Never has a game been more deserving of some real big numbers than Stardew Valley, as we found out today Eric “ConcernedApe” Barone’s brilliant farming RPG has sold more than 10 million copies worldwide across all platforms.
There was no announcement from the solo dev to shout the good news from the rooftops, not even a cinematic trailer or overenthusiastic Tweet. It’s simply mentioned in the end of a paragraph on Stardew’s press page.
We don’t know exactly how long that 10 million figure has been floating about, as there isn’t a date on the page – but it’s a stellar achievement nonetheless, and absolutely one worth celebrating.
In the four years since Stardew Valley’s PC debut, we’ve seen a bunch of updates with all kinds new and improved content, like being able to change your type of farm, or letting your spouse actually leave the house. On top of that, it’s been released on console and mobile platforms, formed a great modding scene, and even added multiplayer so we could share our agriculture with friends.
I’ve spent hundreds of hours in this game, and I’m really not surprised it’s hit the 10 million milestone. Last year, it got its biggest update yet, so naturally, I spent even more time playing it because it introduced a bunch of new story content, as well as new areas to explore. And it’s all great! But now I’ve been thinking about it too much and the little opening song from the title screen is stuck in my head (it is making me quite happy though).

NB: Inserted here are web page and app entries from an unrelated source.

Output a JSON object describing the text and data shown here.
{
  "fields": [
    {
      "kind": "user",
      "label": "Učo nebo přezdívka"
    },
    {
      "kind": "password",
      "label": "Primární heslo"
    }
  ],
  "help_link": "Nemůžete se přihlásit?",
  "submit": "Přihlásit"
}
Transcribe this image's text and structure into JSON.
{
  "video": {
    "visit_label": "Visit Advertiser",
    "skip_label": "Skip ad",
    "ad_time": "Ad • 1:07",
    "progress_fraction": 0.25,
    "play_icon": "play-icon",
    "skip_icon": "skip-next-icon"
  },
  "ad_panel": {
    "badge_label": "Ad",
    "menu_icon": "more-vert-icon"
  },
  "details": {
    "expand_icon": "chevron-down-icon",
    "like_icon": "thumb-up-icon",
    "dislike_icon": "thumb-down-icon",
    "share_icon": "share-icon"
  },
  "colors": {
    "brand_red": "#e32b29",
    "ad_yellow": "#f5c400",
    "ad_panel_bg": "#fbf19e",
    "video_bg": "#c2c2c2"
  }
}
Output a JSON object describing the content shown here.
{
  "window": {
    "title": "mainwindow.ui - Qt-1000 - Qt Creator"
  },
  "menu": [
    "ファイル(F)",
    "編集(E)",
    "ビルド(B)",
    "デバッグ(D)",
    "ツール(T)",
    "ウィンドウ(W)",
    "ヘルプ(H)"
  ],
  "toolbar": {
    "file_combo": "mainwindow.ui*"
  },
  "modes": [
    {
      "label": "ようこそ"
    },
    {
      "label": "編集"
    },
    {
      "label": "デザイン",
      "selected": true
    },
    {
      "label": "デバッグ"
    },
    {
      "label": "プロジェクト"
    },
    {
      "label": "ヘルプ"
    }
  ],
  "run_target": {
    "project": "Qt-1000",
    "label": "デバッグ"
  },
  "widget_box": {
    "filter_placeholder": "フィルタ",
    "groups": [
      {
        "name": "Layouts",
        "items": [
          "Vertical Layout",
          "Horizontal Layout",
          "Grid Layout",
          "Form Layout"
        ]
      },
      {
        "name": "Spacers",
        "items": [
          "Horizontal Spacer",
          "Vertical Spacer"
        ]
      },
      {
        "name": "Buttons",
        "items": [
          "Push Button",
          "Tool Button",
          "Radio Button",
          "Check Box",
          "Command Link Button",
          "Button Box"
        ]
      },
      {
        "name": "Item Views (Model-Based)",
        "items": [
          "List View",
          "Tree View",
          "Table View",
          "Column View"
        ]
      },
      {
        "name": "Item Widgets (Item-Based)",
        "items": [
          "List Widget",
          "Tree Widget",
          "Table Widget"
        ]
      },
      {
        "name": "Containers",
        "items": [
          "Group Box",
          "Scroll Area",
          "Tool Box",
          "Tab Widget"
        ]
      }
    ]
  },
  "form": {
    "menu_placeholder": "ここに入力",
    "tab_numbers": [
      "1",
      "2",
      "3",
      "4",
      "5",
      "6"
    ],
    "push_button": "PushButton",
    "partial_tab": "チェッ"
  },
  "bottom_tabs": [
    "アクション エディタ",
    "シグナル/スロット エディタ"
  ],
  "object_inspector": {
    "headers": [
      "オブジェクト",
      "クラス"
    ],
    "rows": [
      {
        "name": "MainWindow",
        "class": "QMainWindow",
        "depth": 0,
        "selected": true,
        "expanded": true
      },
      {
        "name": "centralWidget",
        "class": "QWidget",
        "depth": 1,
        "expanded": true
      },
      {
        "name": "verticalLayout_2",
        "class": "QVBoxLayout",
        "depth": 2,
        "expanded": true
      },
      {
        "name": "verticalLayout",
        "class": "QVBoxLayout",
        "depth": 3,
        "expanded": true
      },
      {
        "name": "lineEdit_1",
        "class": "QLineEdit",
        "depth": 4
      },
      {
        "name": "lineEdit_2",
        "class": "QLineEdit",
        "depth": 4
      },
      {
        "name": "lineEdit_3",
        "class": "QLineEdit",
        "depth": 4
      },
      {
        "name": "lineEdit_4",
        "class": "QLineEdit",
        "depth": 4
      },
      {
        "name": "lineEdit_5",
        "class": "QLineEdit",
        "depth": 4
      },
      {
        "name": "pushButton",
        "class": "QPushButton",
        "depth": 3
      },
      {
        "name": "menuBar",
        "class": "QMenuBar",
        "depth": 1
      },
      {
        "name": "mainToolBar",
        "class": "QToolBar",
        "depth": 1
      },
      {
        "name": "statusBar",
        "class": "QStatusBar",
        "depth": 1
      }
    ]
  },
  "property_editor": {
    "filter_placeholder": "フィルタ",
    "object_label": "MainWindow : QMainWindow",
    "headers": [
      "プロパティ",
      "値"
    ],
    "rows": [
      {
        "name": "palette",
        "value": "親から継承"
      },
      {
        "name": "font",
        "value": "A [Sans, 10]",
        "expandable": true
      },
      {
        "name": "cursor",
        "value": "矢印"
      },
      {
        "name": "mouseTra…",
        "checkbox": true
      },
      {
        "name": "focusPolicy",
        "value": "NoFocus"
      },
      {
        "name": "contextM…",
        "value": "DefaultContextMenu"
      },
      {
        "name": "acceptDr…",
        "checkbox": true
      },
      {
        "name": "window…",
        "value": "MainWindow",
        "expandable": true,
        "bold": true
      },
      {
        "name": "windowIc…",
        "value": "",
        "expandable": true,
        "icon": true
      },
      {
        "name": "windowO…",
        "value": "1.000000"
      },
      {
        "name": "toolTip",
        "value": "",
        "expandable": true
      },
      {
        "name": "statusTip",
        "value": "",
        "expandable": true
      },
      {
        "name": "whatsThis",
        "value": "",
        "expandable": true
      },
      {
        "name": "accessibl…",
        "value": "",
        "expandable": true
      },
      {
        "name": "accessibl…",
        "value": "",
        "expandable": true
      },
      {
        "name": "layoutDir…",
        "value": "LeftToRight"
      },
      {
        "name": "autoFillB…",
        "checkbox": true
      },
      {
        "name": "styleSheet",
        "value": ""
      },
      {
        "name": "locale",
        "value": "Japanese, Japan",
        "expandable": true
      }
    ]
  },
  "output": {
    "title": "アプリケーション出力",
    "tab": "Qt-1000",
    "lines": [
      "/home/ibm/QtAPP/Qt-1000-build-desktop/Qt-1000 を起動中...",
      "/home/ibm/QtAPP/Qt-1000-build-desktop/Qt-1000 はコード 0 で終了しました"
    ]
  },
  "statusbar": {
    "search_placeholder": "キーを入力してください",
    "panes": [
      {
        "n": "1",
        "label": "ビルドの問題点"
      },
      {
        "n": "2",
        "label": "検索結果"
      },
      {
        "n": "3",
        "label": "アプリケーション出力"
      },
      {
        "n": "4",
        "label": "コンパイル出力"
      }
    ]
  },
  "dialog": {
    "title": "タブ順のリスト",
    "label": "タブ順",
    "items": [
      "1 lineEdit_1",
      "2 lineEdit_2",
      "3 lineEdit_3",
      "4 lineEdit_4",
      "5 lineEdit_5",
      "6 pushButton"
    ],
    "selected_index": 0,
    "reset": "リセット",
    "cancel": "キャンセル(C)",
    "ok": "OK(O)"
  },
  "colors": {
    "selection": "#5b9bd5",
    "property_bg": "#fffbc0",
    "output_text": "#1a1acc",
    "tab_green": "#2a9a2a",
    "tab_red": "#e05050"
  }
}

In Steven Messner’s Stardew Valley review from 2016, his comments on the game are just as relevant now as they were back then:
“There’s a coherence of design that balances so many moving parts and activities, tempting you with each of them while never allowing you to accomplish all of them in a day, giving Stardew Valley a great sense of anticipation for each new morning. This boundless enthusiasm is further driven by a wonderful soundtrack and pixel art that evokes nostalgia while feeling well suited to the rest of Stardew Valley’s simple charms.
“Stardew Valley is the rare kind of imitation that breaks free of the boundaries of its inspiration, becoming more than just a clone but an experience that thrives independent of its origins.”